Skip to content
  • English
  • Magyar
  • English
  • Magyar

How English is the Fish & Chips?

Let me set the scene (not the table!):

At the end of the episode “Yellow Iris”, Poirot is hungry as he did not manage to eat whilst solving the case. Now he is complaining to Captain Hastings.

‘With all this affair, I have not been able to eat.’
‘Oh I see. That’s a bit rough. It’s not going to be easy finding something at this time at night.’
‘No, that’s true.’
‘I do now one place though…’

(Hastings returns to the car from a fish and chips van carrying two large packs of fish and chips.)

‘English cuisine. There is nothing like it in the world. You must agree, Poirot.’
‘Eh bien, Hastings… it is cold and dark… and there is nothing else to eat. It is possible.’ – says Poirot who first grimaces then enjoys the food.

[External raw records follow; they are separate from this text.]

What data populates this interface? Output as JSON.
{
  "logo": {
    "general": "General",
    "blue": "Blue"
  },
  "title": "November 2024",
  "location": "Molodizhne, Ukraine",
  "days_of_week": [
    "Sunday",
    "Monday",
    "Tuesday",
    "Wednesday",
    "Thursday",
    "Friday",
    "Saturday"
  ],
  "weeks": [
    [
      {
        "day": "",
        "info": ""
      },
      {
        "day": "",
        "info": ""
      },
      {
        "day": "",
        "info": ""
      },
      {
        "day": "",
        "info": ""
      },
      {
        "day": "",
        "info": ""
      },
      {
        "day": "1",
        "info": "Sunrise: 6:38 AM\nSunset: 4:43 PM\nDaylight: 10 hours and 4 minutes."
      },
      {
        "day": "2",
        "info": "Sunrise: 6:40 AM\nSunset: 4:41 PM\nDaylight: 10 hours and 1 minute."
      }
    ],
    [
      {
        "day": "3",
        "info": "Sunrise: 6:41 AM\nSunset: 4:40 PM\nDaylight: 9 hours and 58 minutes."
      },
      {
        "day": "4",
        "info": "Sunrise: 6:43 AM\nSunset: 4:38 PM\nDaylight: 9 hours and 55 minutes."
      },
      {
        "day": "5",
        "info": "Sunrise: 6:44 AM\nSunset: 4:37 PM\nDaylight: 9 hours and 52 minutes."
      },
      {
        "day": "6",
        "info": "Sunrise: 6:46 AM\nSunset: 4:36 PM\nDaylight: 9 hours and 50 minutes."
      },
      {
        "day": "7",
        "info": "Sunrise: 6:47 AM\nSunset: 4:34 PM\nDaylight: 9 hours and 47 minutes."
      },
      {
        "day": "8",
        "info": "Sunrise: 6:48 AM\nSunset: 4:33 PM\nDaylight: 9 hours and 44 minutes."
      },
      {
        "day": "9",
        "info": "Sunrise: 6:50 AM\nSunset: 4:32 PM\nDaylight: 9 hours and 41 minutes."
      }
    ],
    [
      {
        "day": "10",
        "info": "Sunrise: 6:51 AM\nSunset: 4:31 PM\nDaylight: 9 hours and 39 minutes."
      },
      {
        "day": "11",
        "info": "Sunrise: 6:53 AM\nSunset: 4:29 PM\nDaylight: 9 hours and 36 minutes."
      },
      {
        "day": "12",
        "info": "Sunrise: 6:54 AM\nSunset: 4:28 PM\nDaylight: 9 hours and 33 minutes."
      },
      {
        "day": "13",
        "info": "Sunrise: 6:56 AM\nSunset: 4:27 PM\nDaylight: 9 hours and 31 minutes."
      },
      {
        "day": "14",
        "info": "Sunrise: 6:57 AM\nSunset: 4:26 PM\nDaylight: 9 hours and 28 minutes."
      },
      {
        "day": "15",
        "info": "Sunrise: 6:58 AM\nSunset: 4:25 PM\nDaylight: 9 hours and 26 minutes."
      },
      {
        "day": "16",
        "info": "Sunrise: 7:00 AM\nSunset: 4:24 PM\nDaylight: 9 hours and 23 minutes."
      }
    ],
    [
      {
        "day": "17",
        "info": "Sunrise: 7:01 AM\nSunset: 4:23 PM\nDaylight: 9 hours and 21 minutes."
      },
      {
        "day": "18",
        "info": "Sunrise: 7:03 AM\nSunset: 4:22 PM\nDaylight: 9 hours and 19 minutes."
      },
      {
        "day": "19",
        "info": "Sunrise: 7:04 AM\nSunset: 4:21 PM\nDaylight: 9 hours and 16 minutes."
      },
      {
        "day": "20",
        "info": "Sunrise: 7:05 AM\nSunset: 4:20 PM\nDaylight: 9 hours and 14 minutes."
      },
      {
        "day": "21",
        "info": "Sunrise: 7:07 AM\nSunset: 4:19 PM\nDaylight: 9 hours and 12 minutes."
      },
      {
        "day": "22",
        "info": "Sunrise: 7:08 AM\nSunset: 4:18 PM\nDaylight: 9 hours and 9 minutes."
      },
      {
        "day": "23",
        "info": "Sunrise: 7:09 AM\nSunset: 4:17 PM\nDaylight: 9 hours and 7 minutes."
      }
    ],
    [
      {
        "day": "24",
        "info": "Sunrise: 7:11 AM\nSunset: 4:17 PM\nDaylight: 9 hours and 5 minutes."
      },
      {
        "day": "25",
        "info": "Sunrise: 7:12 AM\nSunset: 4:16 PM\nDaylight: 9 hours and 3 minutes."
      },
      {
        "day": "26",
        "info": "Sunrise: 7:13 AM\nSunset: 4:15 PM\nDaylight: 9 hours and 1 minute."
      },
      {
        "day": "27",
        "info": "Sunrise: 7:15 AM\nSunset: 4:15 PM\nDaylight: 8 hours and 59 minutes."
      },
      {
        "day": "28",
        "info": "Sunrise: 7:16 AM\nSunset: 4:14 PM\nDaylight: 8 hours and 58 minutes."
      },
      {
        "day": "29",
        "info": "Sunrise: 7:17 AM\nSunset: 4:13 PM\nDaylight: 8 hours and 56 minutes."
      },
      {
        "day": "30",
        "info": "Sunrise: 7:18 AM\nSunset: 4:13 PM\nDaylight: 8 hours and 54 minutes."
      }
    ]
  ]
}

Captain Hastings is right. One of the most English foods is fish and chips. But the question comes…

fish and chips

The first fish and chips

I have to say, I too was surprised when I found out that the first fried fish coated in flour was made in the 17th century by Western Sephardic Jews (Jews from Spain and Portugal) settling in in England. To combine the fish fried in batter with fried potatoes was an idea of a 13 year old Sephardic Jewish boy in London, Joseph Malin. He probably started selling fish, walking in London’s streets with a tray hanging in his neck. Later a shop was opened as a family business and sold hot fish and chips, however some Jews bought it on Friday and ate it cold on Sabbath.

And how about the chips?

They aren’t English either. Apparently, the River Meuse in Belgium froze in the winter of 1680 leaving no fish to catch. Poor women cut fish shaped potato slices and fried them in oil and the chips were born.

Business of Immigrants

It appears that making and selling fish and chips is a business of immigrants: in Scotland a Belgian immigrant started to make the first fish and chips, whilst in Ireland, it is a business of Italian immigrant families.

How do English eat it?

This reminds me of having lángos at home (Hungary), as we too have our ritual: when we take the lángos in hand, we go to the stand where we can put salt and garlic sauce on top, or some of us have it with sour cream and cheese. This is similar for the English regarding fish and chips. They have salt and malt vinegar, both on the fish and on the chips. Ketchup, mayonnaise, mushy peas, pickled onions and eggs are other accessories. This really looks like a ritual and indeed it has a special mood that can not be beaten.

According to the regulations, the menu must state the type of the fish that is sold, it cannot be called just fish, it is either cod, or haddock or hake etc. Another interesting detail about the dish, is that the batter is made of either flour and water or flour and beer – beer would provide a nice orangy colour. For frying lard or dripping is used which gives a more distinctive taste, apparently.

When do the English have it?

Mostly on Friday evenings and it originates in Catholic customs. Indeed, on Friday after work you would find more people in the fish and chips shops than other times. Of course it is also a popular dish by the seaside, on beaches (a bit like fried hake or bream fried in paprika-flour with gurkins for us at lake Balaton). However, some English, especially those living by the sea, believe you should not eat fish if you can’t see the sea. Well… Bill reflected on this statement saying “we have been to Brighton the other day and ate fish and chips on the pier and it was not the best we have eaten”. 😀 And he was right, it was indeed poor. (Sorry, Brighton, maybe next time…) But down in Cornwall, in Penzance we had the most beautiful fish & chips ever. (See photo below.)

fish and chips
How popular is it?

One would say, very much so, but the fact is, it is not anymore. According to the NPD Group below servings were sold in 2017 in Quick-Serving Restaurants (QSR):

  • Chinese: 179 million servings
  • Pizza: 171 million servings
  • Burger: 82 million servings
  • Curry: 70 million servings

Fish and Chips is only ranked 5, the same ranking as kebab. The Fish and Chips business seems to shrink year by year: whilst in 2009 fish and chips was 6.4% of the QSR business, by 2017 it is 5.6% only. People say there is nowhere to sit and eat properly in fish and chips shops plus they do not offer desserts – these are the reasons behind its decline, apparently. However, let me say in the fish and chips shop we go to, they do offer battered Mars bar. 🙂

Last but not least a few creative fish and chips names:

  • Mr Cod
  • Oh My Cod
  • Thank Cod It’s Friday
  • Fry-Days
  • The Codfather




I do like my fish and chips, however I prefer lemon to malt vinegar and I love it with ketchup and mayo. Sometimes on a Friday we too pop in to a fish and chips shop if we fancy having it. Today we miht as today is the National Fish & Chips Day. 🙂


How do you like Your fish & chips?


This Post Has 0 Comments

Leave a Reply

Your email address will not be published. Required fields are marked *

twelve − five =

Back To Top